8/11/15 In The Mirror

Theo’s skin was too thin. He’d suspected that for years. His veins ran visibly blue down his arms. Down his legs. He could even see one pulsing near his temple. His scarred cheek was finally healed. The left one. The other had also been disfigured, but that had been–what–a year ago? Something like that.

In the mirror of the bathroom of his London hotel room the counters were a glossy, white granite, the floor cold tiles, and the smell a sad lemon cleaning product that he hadn’t expected from such a reputable establishment. Never mind he couldn’t remember the name of it.

He ran the fingers of his left hand down that bare, rough cheek. The stubble there grew half heartedly. He reasoned he had cut out the roots unintentionally.

A chime came from his smartphone. He left the bathroom, the bathrobe wrapped tightly. His pants (khaki slacks) and shirt a (salmon) button down were laid out next to his flat, navy suit jacket and darker tie. Frankie had said this was the kind of thing people wear to lectures. Theo remembered his professors in college never wearing anything as strangely fashionable. Instead they had plaid short sleeves with breast pockets full of pens. One wore a stained and rather tattered, and Theo suspected, stinky sweatshirt. But once the outfit Frankie had laid out for him the night before was on, Theo agreed with the mirror that he had never looked so comfortable, with clothes on or not, in his life.

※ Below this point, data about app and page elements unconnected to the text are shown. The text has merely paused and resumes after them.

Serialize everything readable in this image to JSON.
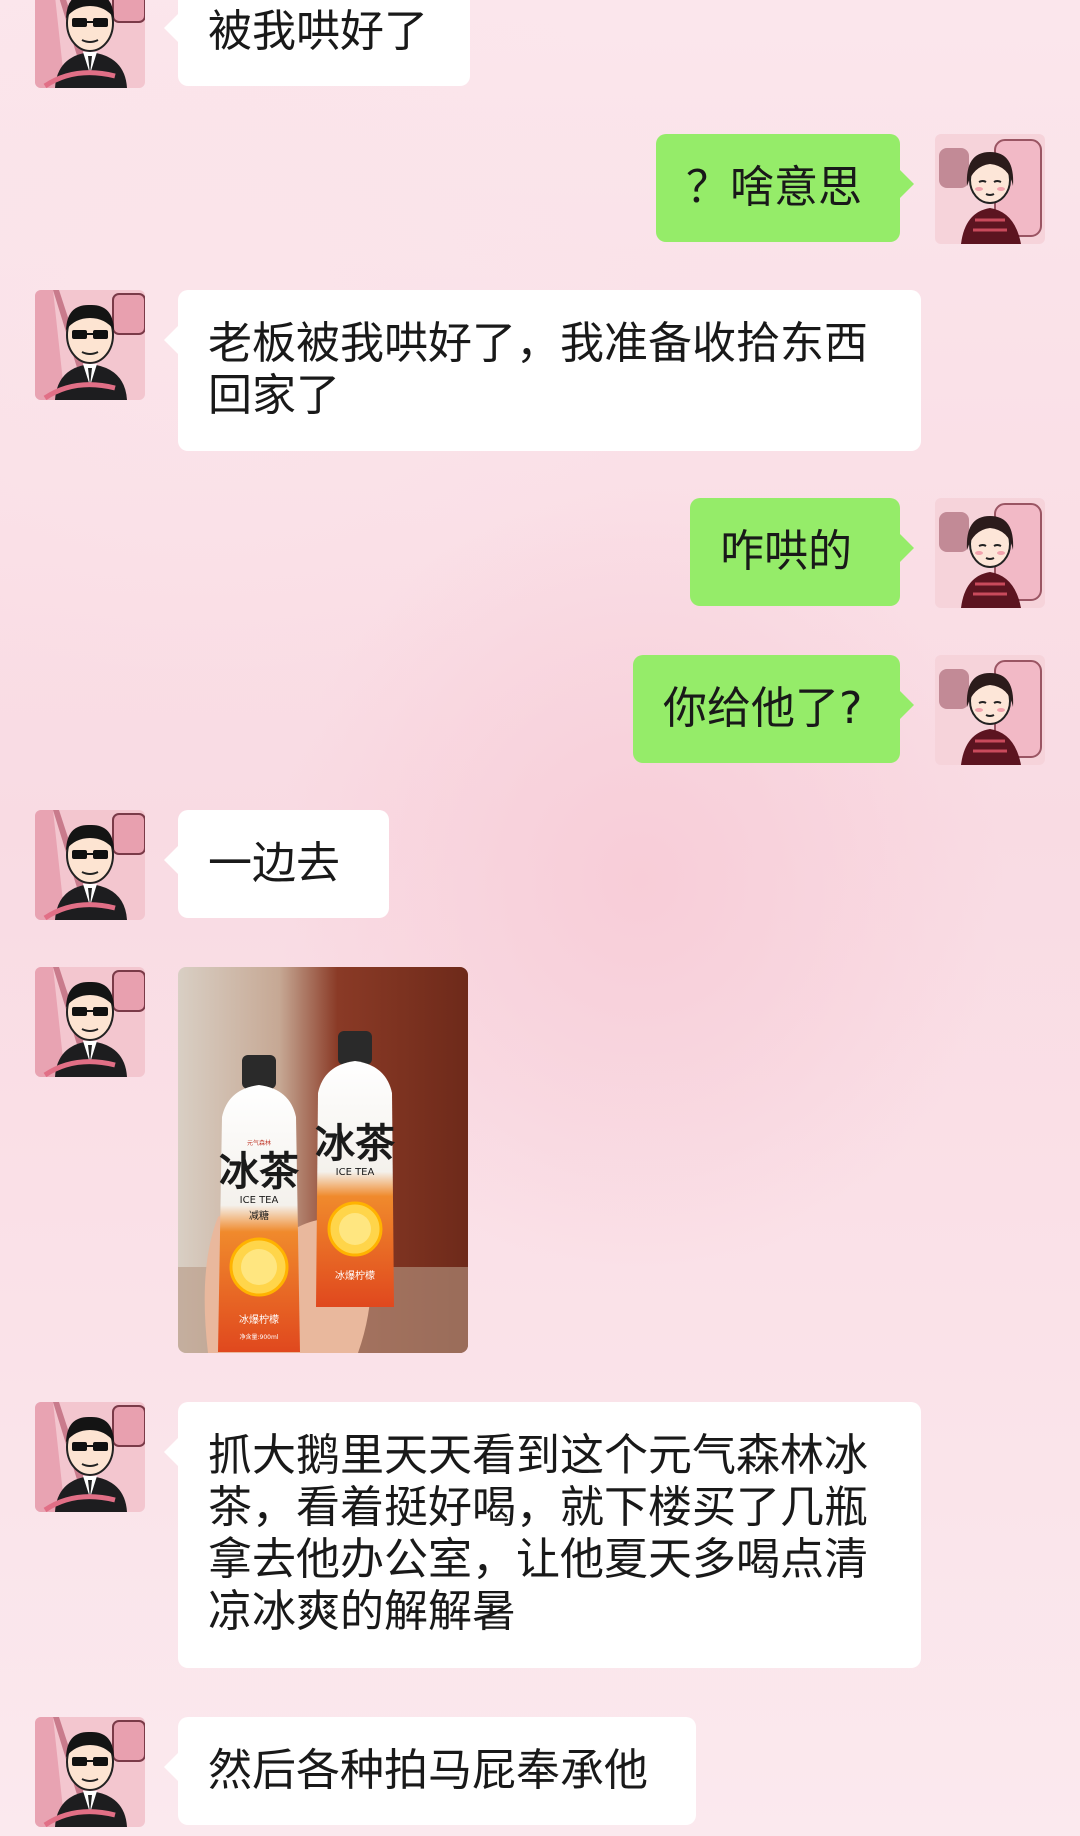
{
  "messages": [
    {
      "side": "left",
      "sender": "male",
      "type": "text",
      "text": "被我哄好了"
    },
    {
      "side": "right",
      "sender": "female",
      "type": "text",
      "text": "？啥意思"
    },
    {
      "side": "left",
      "sender": "male",
      "type": "text",
      "text": "老板被我哄好了，我准备收拾东西回家了"
    },
    {
      "side": "right",
      "sender": "female",
      "type": "text",
      "text": "咋哄的"
    },
    {
      "side": "right",
      "sender": "female",
      "type": "text",
      "text": "你给他了?"
    },
    {
      "side": "left",
      "sender": "male",
      "type": "text",
      "text": "一边去"
    },
    {
      "side": "left",
      "sender": "male",
      "type": "image",
      "image": {
        "description_labels": {
          "brand": "元气森林",
          "product": "冰茶",
          "product_en": "ICE TEA",
          "variant": "减糖",
          "flavor": "冰爆柠檬",
          "volume": "净含量:900ml"
        }
      }
    },
    {
      "side": "left",
      "sender": "male",
      "type": "text",
      "text": "抓大鹅里天天看到这个元气森林冰茶，看着挺好喝，就下楼买了几瓶拿去他办公室，让他夏天多喝点清凉冰爽的解解暑"
    },
    {
      "side": "left",
      "sender": "male",
      "type": "text",
      "text": "然后各种拍马屁奉承他"
    }
  ],
  "colors": {
    "bubble_self": "#95ec69",
    "bubble_other": "#ffffff",
    "text": "#191919"
  },
  "icons": {
    "male_avatar": "avatar-man-sunglasses-icon",
    "female_avatar": "avatar-girl-icon"
  }
}
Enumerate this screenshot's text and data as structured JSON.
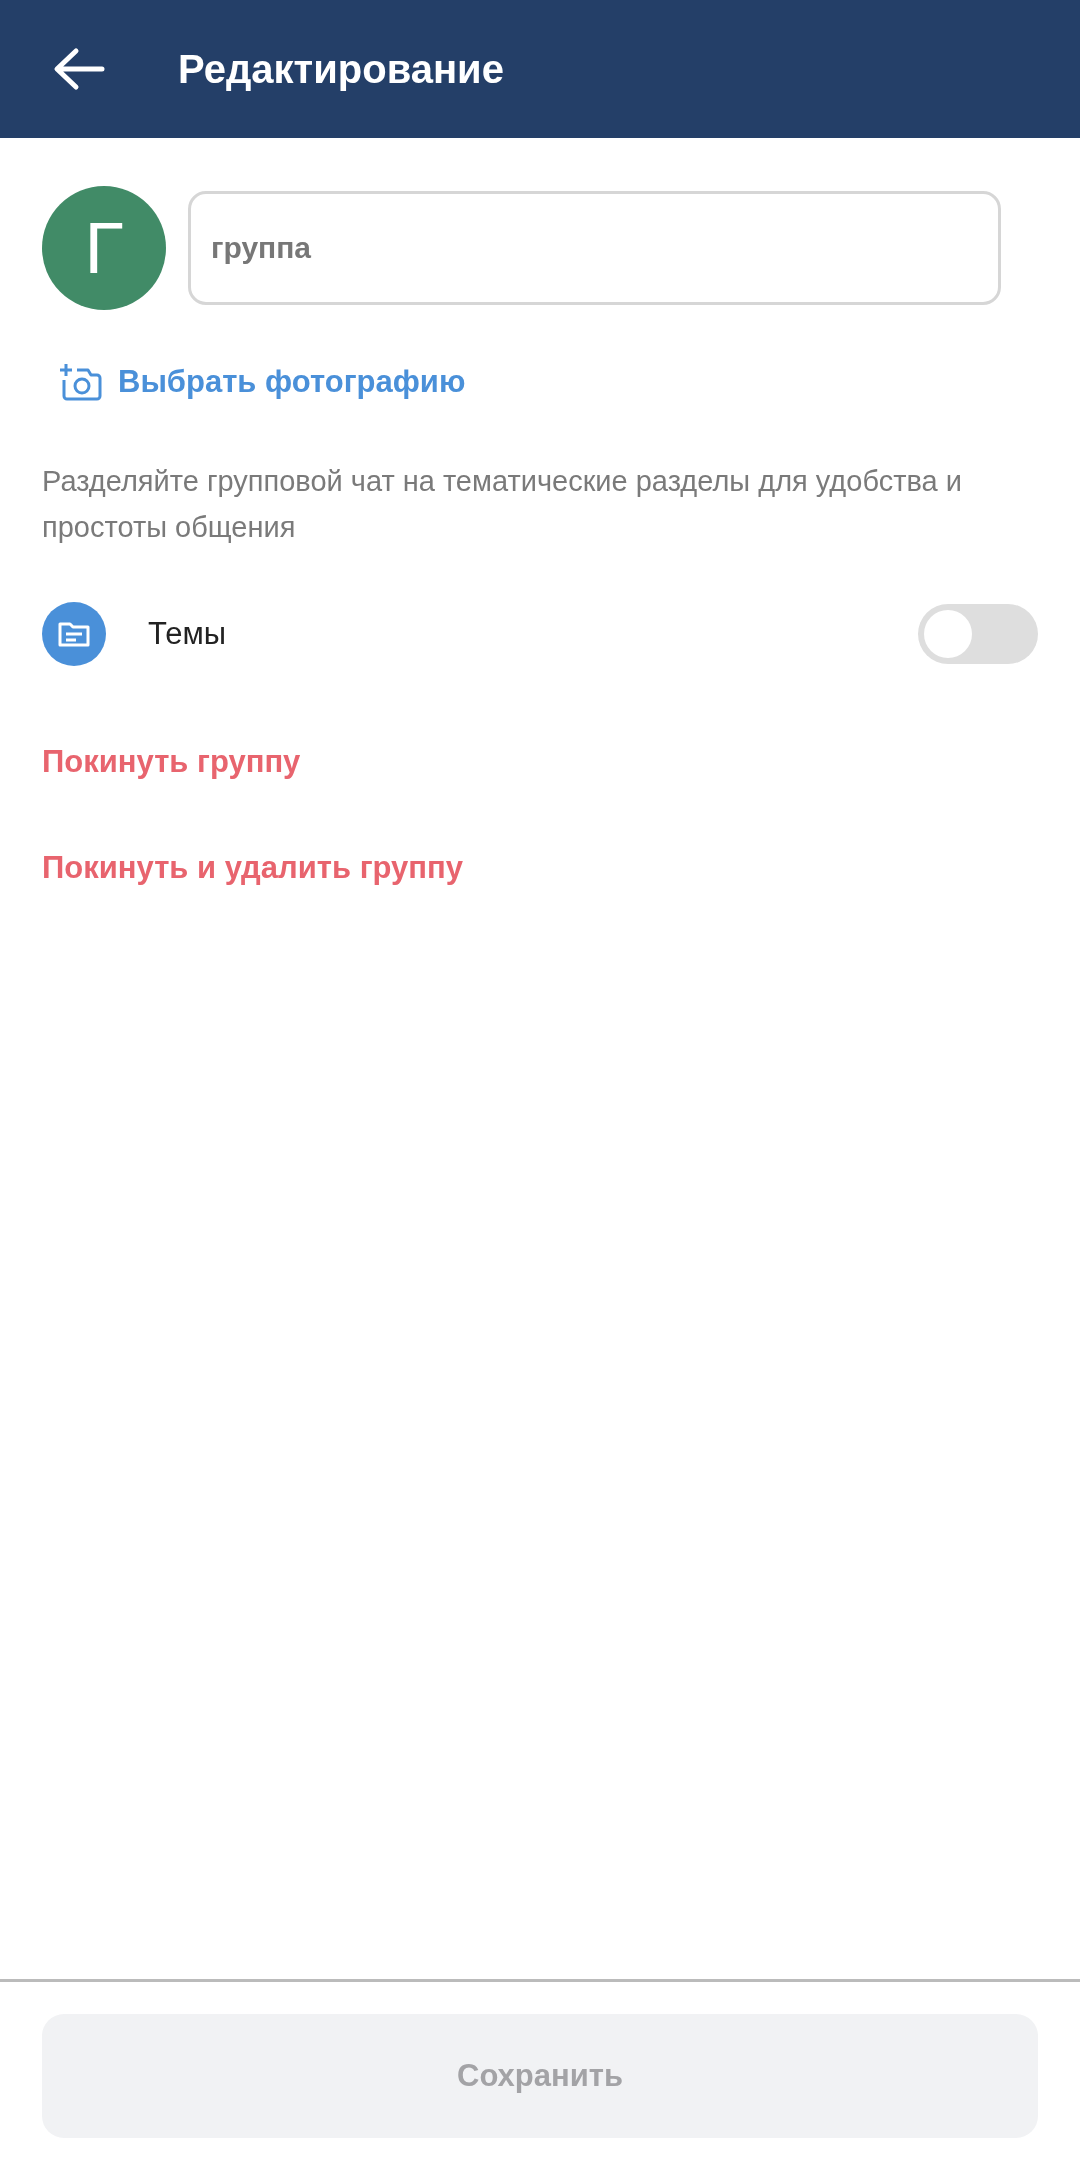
{
  "header": {
    "title": "Редактирование"
  },
  "avatar": {
    "letter": "Г",
    "color": "#418b67"
  },
  "name_field": {
    "value": "группа"
  },
  "photo_link": "Выбрать фотографию",
  "description": "Разделяйте групповой чат на тематические разделы для удобства и простоты общения",
  "topics": {
    "label": "Темы",
    "on": false
  },
  "actions": [
    "Покинуть группу",
    "Покинуть и удалить группу"
  ],
  "save_button": {
    "label": "Сохранить",
    "disabled": true
  }
}
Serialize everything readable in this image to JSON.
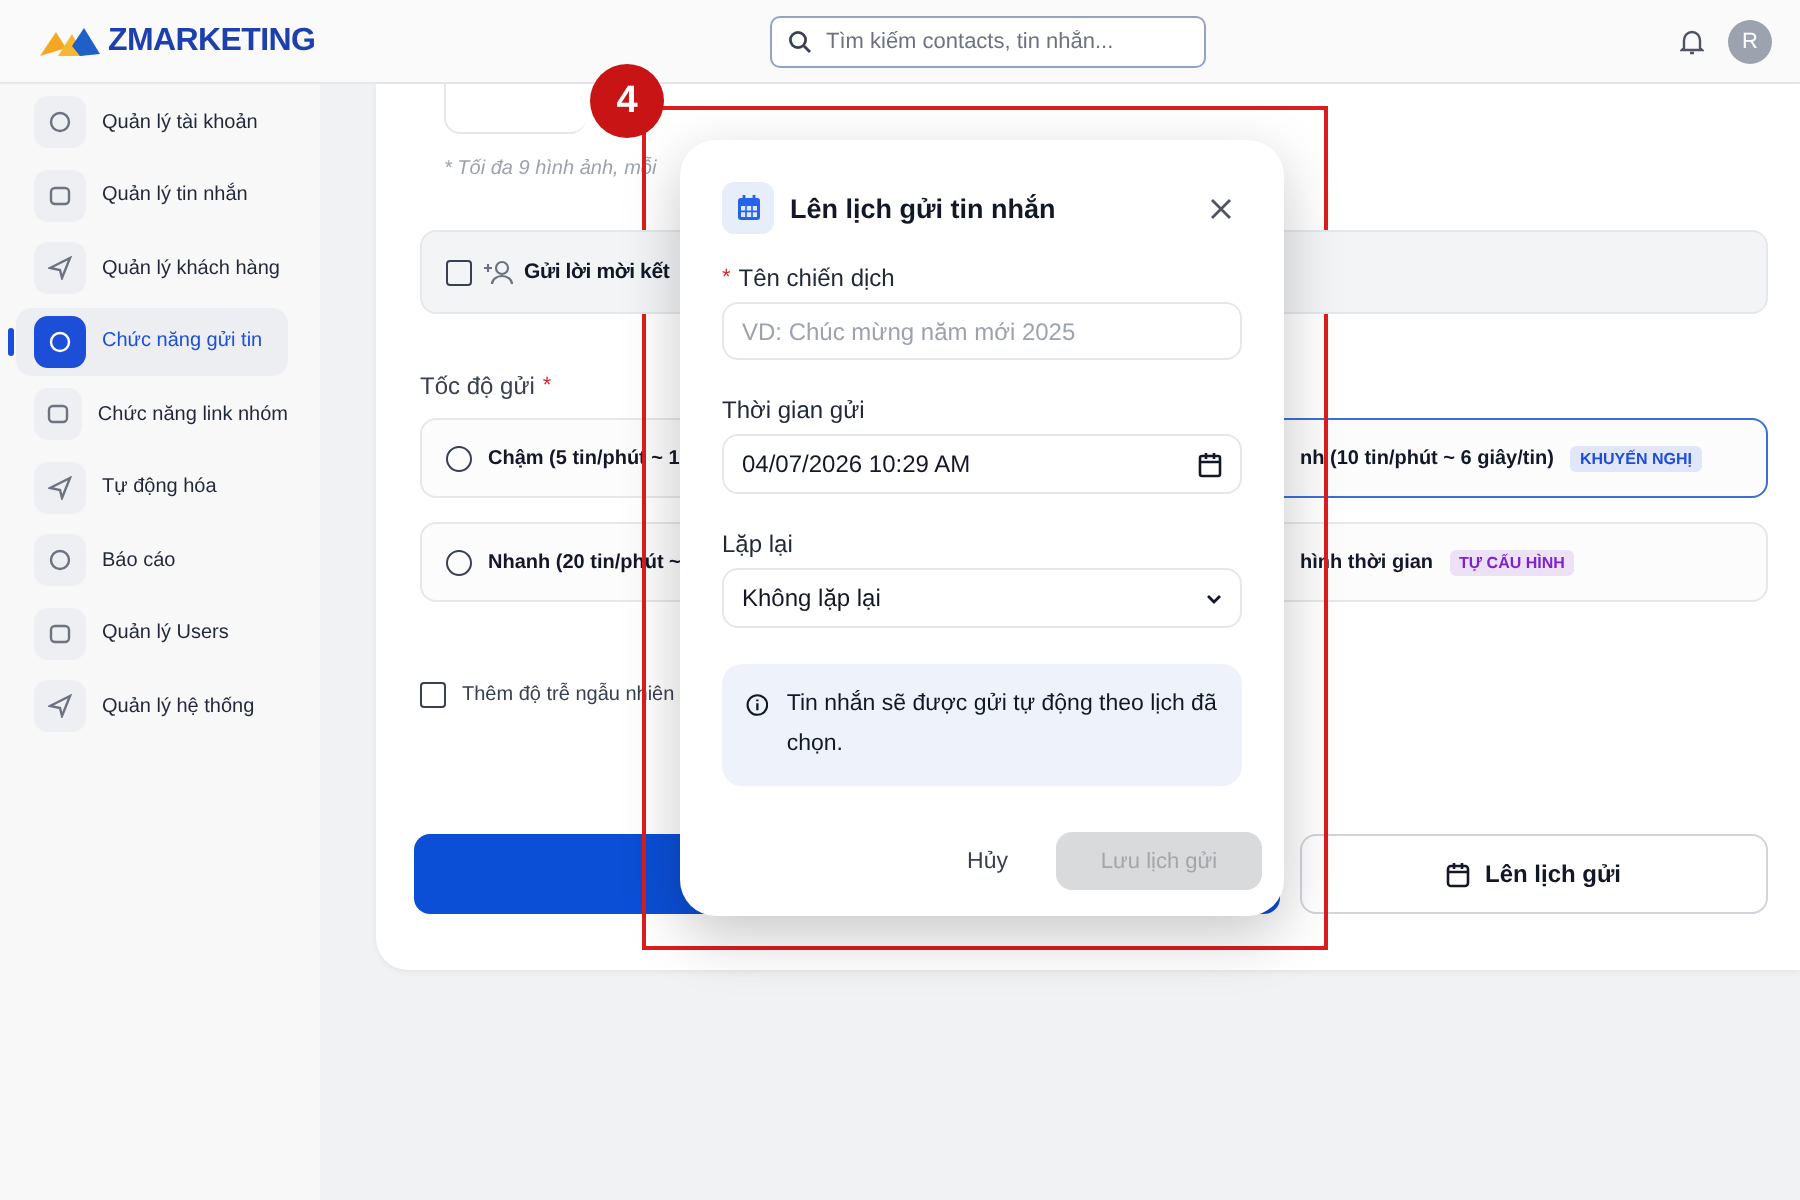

7/27/15 In The Darkness

In the darkness nothing happened. Nothing changed. But suddenly the vial flared with light. The rays, white and as fast as shooting stars nearly blinded Susie, but suddenly she could see through the water like the clearest crystal.

She was in the middle of the pond and she realized now that she would sink to the very bottom. And her lungs had surpassed burning and she began to jerk as a great pain thrust inside her chest. Again it happened. A great pain there, as though she must vomit. But she kept her lips tightly closed and did not let her body succumb.

7/15/15 Second Person

Dear Bruce,

I think something has happened in my perception of writing second person. I have been working through some of the intermission and suddenly realized I needed to take out anything that told the YOU how they felt about anything. It is all description and action. It is all experience, but very little internal feelings–since the reader already is filling those in.

I’ve been reading a little about writing second person also–have you found that this is an effective technique?